Gingrich has attached himself to the tea party movement ever more tightly in recent days, casting himself as an antiestablishment revolutionary who understands the movement’s rage against President Obama. He has embraced the endorsement of former Alaska governor Sarah Palin. He has promised that he would put Texas Gov. Rick Perry, a former presidential rival, in charge of a commission studying the 10th Amendment, a rallying cry for tea partyers who believe Washington has repeatedly violated that provision of the Constitution by usurping the powers of the states.
In the most recent contest, on Saturday in South Carolina, Gingrich’s tea party embrace worked: He won the primary with the overwhelming backing of tea party supporters, beating Romney in that group of voters by about 20 percentage points.
Yet it remains unclear whether the tea party is as vibrant nationwide as it was three years ago. Even more untested is the movement’s ability to shift opinion at the presidential level, especially against leaders of the Republican establishment who think Romney would be more electable against Obama.
Florida — which launched the careers of Rubio and Gov. Rick Scott, two of the tea party’s most prominent figures — may be the perfect setting to learn the answer.

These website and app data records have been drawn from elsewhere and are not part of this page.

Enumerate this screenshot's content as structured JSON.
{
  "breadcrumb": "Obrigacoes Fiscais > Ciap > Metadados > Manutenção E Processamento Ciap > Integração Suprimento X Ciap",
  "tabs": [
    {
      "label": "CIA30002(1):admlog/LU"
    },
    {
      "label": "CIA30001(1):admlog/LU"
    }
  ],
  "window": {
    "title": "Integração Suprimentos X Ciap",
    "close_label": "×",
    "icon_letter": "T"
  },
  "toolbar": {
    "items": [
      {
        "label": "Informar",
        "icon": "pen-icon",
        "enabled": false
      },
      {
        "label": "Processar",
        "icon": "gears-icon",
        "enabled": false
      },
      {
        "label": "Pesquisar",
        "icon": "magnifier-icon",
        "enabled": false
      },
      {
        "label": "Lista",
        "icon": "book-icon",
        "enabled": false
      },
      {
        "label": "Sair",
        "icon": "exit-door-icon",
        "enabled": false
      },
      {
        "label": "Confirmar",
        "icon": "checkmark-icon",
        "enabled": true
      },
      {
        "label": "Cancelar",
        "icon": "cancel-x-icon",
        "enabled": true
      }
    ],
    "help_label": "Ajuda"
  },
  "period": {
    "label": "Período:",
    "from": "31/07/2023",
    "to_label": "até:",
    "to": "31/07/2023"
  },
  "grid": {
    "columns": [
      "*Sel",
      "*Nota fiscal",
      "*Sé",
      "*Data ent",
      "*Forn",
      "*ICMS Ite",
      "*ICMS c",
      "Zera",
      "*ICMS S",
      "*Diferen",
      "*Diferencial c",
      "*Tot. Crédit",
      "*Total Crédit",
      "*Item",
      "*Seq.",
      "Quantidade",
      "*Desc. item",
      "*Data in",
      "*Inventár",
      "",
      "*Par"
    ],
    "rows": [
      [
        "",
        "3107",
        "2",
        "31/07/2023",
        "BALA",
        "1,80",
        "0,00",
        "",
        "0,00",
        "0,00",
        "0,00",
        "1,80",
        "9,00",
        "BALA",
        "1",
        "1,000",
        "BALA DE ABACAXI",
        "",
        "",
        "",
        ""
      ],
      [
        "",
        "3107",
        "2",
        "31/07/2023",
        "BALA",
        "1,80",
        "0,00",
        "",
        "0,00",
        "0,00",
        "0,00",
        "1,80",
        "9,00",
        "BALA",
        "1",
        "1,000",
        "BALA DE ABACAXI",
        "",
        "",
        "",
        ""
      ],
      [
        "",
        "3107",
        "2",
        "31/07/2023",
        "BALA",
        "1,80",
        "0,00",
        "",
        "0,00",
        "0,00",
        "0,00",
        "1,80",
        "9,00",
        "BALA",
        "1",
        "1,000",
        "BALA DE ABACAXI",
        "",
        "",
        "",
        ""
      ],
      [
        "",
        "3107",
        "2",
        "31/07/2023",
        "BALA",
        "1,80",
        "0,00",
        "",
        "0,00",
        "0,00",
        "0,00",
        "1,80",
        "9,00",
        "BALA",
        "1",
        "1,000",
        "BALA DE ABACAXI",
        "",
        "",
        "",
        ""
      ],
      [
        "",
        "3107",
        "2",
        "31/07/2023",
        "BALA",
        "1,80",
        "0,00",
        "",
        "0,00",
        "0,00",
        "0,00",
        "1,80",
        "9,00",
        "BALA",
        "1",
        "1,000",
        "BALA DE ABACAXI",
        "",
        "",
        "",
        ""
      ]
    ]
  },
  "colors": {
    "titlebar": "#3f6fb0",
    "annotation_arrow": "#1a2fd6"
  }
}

Both sides are aware of that dynamic. Gingrich has developed a vast network of tea party support nationally, particularly in Florida; 42 grass-roots groups across the Sunshine State have endorsed him and will join him on Thursday for a tea party rally near Orlando.
Gingrich began the day Tuesday at a diner in St. Petersburg, where he told a packed room of supporters, “As many of you know, Jose Mallea is helping us with our campaign, Marco Rubio’s campaign manager.” The mere mention of Rubio drew cheers, and Gingrich’s next line, comparing Romney to Crist, received boos.
“We saw last night that Mitt Romney has picked up Charlie Crist’s campaign,” Gingrich said, referring to several former Crist advisers who work for Romney. “I sort of think that tells you everything you need to know about this primary.”
Romney pushed back against the comparison to Crist. The candidate noted that he endorsed Rubio for Senate before Crist left the Republican Party to run as an independent. And, he said, it would be absurd to judge a candidate based on his staff’s previous employers — with a dig at Gingrich over his own campaign woes.
“Maybe because he lost his whole staff, he’s consumed with other people’s staff. I don’t think this is about staff, I think this is about the candidate,” Romney said.